Setup should look like this:

{
“nameservers”: [
“127.0.0.1:5341”
“103.196.38.38”
],
“port”: 80, // Note: this value must be 80 to work
“domainMap”: {
“<your-domain-name>”:”” // E.g “hns.is”:”” or “rsvr.xyz”:””
},
“rootRedirect”: “https://angrymouse.hns.is/” // Where your domain’s root will redirect when calling bare domain (rsvr.xyz but not portfolio.costanso.rsvr.xyz)
}

Don’t forget to remove // with lines after it — that’s comments, if you don’t remove it then config will be invalid and bridge won’t work!

Opening ports

Usually there’s UFW firewall on Ubuntu. If you installed another just open port 80. Here’s the command for enabling ufw:

sudo ufw allow http

Running HNS-bridge

To run HNS-bridge in daemon mode use pm2:

pm2 start . — name=”hns-bridge”

pm2 save

Congrats!

You made it! Don’t forget to open port 80 on your router if you use home servers, and enjoy your new HNS-Bridge!

Special thanks to Angrymouse for his HNS-Bridge that he created on his Github, and assistance his with this write up. Contact us with future ideas of what to build next!

Costanzo/ and/or Angrymouse/

--

--

Get the Medium app
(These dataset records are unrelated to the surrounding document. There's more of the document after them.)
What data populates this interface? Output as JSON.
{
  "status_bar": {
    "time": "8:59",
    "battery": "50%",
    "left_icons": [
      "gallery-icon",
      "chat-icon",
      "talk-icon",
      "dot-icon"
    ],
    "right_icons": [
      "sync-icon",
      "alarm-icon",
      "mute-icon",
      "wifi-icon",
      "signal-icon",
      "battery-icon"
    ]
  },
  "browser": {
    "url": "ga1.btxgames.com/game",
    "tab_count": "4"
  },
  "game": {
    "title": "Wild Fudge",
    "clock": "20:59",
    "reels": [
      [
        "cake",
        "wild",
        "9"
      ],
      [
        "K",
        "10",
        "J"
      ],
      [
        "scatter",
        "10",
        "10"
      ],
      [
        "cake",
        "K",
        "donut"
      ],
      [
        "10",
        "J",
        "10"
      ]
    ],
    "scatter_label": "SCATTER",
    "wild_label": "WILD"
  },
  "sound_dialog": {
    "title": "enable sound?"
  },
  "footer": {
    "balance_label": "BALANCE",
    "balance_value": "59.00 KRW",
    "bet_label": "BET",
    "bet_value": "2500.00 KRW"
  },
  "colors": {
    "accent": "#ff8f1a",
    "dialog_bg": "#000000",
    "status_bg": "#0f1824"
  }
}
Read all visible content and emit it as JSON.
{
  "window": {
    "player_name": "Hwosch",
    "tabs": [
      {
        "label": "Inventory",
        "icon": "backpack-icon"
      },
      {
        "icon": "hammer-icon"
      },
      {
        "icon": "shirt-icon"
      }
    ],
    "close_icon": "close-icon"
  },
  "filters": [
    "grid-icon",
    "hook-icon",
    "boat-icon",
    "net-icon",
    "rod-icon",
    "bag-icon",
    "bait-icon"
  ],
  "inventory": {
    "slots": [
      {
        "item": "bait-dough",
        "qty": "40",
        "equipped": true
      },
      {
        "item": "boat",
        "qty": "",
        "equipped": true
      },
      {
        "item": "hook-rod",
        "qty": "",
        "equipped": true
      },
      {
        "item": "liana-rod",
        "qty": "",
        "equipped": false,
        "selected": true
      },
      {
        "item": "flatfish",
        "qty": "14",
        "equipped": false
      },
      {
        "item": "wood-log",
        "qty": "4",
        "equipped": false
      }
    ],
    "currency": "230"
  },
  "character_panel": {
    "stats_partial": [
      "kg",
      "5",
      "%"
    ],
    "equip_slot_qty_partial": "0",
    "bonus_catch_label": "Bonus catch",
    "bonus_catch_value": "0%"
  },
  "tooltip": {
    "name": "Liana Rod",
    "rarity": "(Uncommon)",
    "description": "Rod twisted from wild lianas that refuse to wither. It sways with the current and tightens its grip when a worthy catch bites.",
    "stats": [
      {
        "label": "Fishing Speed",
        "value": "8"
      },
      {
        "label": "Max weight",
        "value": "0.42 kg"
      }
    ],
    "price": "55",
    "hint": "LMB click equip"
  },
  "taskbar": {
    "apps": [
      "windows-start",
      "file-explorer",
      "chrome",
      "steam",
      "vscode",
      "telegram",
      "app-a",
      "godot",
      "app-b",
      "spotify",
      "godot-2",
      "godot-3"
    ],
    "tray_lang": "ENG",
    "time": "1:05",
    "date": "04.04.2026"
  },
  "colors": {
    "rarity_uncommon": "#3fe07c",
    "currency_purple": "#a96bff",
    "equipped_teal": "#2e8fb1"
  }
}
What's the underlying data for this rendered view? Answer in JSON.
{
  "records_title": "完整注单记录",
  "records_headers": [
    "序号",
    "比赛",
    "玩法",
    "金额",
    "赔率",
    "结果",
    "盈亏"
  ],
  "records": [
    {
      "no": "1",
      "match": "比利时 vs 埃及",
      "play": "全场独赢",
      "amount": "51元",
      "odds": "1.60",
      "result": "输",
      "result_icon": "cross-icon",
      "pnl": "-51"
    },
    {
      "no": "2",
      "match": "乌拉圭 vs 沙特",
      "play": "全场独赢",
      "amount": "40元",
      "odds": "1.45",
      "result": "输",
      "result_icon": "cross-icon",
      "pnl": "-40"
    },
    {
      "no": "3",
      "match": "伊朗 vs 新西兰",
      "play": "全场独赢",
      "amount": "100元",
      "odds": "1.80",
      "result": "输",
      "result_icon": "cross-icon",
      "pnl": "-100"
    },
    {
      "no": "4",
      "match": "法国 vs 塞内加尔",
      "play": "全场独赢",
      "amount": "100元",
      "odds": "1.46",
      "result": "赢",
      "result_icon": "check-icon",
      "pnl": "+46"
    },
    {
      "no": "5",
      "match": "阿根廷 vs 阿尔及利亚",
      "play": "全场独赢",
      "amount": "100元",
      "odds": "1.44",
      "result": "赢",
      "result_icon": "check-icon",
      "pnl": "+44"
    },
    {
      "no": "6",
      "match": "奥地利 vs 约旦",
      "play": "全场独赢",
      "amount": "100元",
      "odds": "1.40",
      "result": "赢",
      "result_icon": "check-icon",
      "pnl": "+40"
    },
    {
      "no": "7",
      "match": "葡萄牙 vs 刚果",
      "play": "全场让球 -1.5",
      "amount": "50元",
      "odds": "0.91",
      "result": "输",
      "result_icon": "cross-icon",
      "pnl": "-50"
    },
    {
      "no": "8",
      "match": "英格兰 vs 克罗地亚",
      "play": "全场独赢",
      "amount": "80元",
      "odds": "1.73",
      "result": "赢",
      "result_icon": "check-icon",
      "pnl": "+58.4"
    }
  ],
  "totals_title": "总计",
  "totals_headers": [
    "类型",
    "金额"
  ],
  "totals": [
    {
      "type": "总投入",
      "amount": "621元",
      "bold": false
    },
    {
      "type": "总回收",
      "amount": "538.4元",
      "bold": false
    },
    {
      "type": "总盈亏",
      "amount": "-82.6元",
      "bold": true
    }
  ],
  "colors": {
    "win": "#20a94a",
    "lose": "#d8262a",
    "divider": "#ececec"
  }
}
A button that says 'Download on the App Store', and if clicked it will lead you to the iOS App store
A button that says 'Get it on, Google Play', and if clicked it will lead you to the Google Play store